What to do – Whenever a line in the records below contains "amount", pick it out.

Record extracts –
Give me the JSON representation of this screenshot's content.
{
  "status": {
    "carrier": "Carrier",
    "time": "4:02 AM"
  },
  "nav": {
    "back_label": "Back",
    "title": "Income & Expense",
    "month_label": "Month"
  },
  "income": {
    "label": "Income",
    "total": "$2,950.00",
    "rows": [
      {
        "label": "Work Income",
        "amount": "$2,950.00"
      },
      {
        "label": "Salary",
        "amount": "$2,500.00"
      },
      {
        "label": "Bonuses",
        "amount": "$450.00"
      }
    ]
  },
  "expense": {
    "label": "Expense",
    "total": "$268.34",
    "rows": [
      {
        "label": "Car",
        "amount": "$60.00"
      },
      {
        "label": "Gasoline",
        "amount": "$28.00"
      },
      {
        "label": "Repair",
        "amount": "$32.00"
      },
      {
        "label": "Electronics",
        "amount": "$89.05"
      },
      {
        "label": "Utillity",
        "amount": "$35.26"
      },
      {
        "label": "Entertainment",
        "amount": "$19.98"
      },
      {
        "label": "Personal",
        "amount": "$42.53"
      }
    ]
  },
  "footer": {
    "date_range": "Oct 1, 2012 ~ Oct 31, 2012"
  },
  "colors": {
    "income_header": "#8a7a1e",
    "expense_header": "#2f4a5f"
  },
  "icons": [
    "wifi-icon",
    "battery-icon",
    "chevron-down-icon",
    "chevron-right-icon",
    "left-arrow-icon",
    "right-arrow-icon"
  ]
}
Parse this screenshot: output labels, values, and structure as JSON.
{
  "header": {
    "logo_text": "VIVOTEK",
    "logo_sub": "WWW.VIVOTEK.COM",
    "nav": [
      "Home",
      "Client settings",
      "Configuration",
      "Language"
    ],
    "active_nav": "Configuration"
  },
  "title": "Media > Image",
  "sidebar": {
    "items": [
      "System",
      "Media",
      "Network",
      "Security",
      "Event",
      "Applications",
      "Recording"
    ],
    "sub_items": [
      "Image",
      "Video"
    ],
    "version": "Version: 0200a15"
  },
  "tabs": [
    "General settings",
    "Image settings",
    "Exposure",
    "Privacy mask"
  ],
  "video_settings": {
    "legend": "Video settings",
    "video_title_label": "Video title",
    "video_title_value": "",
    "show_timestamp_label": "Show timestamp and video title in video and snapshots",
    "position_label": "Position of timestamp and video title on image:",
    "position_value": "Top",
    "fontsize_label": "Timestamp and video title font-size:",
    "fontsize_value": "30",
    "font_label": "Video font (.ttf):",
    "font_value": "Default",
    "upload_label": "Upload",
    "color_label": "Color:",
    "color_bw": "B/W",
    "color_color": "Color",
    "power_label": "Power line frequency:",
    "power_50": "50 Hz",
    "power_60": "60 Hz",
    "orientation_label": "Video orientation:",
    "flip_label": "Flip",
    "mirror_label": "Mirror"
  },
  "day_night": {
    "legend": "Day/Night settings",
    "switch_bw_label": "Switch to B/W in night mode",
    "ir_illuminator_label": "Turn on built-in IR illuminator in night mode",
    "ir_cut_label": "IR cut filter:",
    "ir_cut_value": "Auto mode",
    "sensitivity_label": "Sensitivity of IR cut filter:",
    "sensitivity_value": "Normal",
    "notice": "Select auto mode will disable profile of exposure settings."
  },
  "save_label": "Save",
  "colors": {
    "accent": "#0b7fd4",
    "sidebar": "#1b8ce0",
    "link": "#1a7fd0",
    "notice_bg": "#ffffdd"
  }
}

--

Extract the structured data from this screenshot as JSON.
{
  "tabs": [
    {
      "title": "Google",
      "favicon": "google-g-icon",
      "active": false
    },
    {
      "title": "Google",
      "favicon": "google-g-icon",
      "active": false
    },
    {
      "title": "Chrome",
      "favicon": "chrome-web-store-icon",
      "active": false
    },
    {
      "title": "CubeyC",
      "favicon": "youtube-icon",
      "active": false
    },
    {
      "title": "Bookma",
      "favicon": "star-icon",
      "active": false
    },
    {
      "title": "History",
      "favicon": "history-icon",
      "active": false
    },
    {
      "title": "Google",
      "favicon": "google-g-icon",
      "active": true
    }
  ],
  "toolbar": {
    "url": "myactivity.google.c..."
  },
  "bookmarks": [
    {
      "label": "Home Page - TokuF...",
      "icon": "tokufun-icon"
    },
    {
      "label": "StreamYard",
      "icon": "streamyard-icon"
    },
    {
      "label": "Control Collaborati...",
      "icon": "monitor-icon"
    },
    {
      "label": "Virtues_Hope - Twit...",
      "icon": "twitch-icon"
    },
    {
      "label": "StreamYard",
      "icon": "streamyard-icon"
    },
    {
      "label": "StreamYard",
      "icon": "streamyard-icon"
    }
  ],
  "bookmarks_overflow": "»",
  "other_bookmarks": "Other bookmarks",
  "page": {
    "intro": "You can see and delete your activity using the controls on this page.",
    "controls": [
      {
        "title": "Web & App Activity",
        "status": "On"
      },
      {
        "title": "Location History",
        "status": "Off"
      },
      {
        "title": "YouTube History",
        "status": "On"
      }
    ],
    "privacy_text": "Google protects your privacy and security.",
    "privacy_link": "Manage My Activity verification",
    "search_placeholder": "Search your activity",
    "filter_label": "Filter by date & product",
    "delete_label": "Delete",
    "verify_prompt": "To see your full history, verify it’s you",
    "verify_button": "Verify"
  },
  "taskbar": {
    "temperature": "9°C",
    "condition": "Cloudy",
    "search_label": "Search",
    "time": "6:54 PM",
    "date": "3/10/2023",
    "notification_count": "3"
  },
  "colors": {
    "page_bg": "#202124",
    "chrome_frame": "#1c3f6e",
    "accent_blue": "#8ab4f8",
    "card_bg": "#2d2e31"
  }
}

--

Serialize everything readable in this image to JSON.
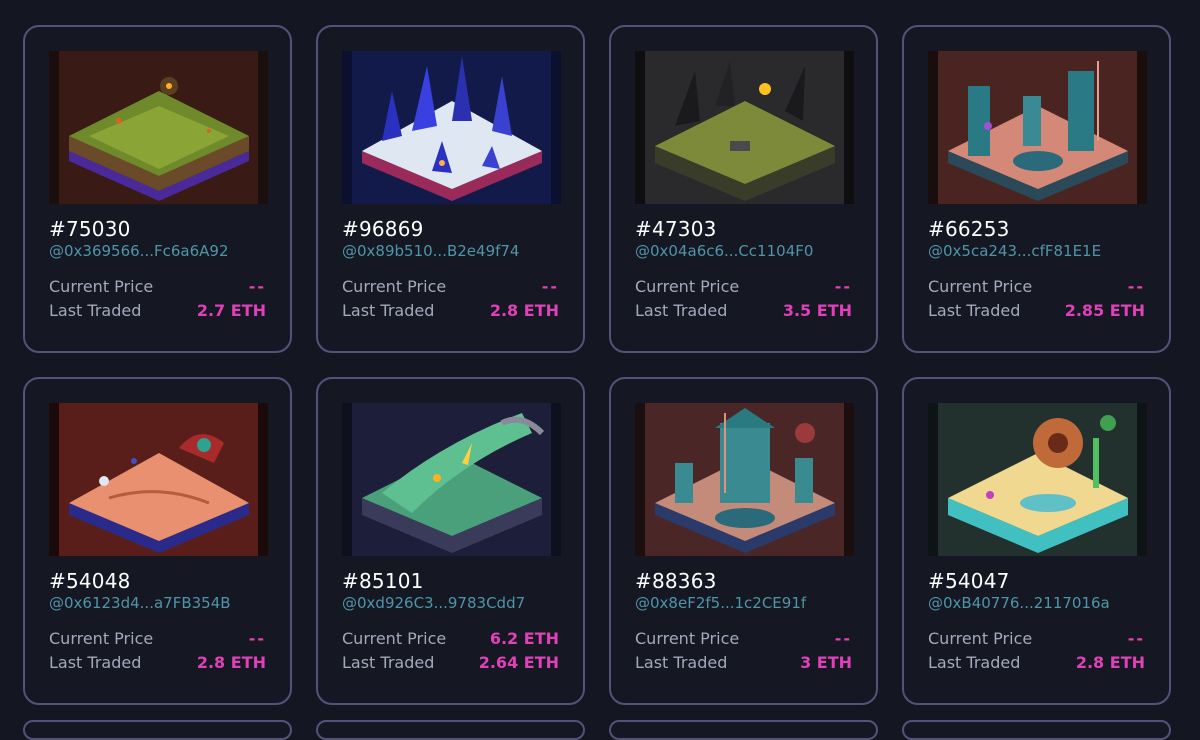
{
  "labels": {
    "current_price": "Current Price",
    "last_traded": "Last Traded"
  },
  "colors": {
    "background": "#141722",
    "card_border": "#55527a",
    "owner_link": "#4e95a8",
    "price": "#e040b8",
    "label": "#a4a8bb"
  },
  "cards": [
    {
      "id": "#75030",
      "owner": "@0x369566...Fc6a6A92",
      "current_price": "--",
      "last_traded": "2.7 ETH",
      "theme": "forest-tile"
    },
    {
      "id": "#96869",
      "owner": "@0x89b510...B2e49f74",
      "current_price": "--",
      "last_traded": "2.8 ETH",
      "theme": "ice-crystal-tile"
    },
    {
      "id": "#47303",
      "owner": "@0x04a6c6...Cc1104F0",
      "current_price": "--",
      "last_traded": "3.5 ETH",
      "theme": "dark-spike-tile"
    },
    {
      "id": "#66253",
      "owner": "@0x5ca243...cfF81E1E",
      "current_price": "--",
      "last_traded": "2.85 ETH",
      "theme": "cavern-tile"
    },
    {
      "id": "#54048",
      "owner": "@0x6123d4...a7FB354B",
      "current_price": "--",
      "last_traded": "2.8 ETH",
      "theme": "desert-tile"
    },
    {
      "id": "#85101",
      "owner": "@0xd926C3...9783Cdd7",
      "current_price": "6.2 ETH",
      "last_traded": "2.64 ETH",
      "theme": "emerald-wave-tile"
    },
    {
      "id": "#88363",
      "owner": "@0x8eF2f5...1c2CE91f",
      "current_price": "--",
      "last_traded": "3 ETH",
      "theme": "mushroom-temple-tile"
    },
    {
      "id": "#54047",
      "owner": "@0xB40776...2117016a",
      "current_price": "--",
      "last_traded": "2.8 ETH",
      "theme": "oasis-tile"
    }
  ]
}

Task result –
        "amount": "$2,950.00"
        "amount": "$2,500.00"
        "amount": "$450.00"
        "amount": "$60.00"
        "amount": "$28.00"
        "amount": "$32.00"
        "amount": "$89.05"
        "amount": "$35.26"
        "amount": "$19.98"
        "amount": "$42.53"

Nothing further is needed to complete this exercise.